Preeclampsia is a condition that some women experience during pregnancy. Preeclampsia occurs after week 20 of pregnancy and is characterized by an increase in blood pressure (hypertension) and high levels of protein in the urine (proteinuria). This condition used to be called toxemia of pregnancy.
Preeclampsia can also cause swelling, particularly in the face and hands. This swelling can lead to weight gain outside of the normal weight gain expected during pregnancy. It may also be accompanied by other symptoms such as blurred vision, headache, nausea, and pain in the upper abdomen.

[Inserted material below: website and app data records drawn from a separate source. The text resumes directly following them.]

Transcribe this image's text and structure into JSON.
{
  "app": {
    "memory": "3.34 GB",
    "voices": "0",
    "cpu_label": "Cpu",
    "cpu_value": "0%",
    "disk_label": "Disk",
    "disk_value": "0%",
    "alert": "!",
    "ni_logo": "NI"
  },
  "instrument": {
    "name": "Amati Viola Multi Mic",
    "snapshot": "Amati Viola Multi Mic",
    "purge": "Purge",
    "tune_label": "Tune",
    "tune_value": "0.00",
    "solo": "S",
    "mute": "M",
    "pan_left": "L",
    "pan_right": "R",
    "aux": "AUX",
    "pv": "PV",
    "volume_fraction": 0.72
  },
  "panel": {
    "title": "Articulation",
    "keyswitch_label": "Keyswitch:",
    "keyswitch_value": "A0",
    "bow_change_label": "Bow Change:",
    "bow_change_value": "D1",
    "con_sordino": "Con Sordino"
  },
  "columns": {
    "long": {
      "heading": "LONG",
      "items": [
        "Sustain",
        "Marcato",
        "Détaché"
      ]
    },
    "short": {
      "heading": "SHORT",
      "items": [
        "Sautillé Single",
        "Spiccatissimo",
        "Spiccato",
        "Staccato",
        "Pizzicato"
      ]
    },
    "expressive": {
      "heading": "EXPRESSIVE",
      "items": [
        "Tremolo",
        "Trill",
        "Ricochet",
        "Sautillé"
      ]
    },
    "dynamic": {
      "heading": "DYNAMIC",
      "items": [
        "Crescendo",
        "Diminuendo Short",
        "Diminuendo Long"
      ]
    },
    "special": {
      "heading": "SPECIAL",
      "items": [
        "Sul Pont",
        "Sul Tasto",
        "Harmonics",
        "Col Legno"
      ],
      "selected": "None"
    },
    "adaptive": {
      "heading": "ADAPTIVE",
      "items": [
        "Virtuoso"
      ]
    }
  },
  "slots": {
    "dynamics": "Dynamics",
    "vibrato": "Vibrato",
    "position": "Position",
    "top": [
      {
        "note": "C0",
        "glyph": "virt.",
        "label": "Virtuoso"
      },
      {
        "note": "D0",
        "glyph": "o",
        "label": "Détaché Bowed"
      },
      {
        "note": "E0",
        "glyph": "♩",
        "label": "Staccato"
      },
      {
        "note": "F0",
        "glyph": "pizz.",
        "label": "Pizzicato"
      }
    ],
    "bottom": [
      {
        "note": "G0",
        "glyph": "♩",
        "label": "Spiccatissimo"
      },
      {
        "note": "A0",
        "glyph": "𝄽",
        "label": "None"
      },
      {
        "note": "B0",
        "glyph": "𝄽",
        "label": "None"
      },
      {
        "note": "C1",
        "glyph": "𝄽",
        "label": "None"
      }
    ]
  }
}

About 3% to 7% of pregnancies are complicated by preeclampsia. Preeclampsia can be either mild or severe. Approximately 1 in 200 women with mild preeclampsia go on to have full-blown eclampsia, a condition leading to seizures that can be fatal to both mother and fetus. As many as 1 in 60 women with severe preeclampsia may develop a seizure. Preeclampsia and eclampsia remain leading causes of maternal death in childbirth.
Women who have high blood pressure before pregnancy have a higher risk of miscarriage or giving birth to babies that are premature, underweight, or stillborn. Women who develop high blood pressure while pregnant (about 7% of pregnancies) run a slightly higher risk of these complications, and women with preeclampsia run the highest risk of all.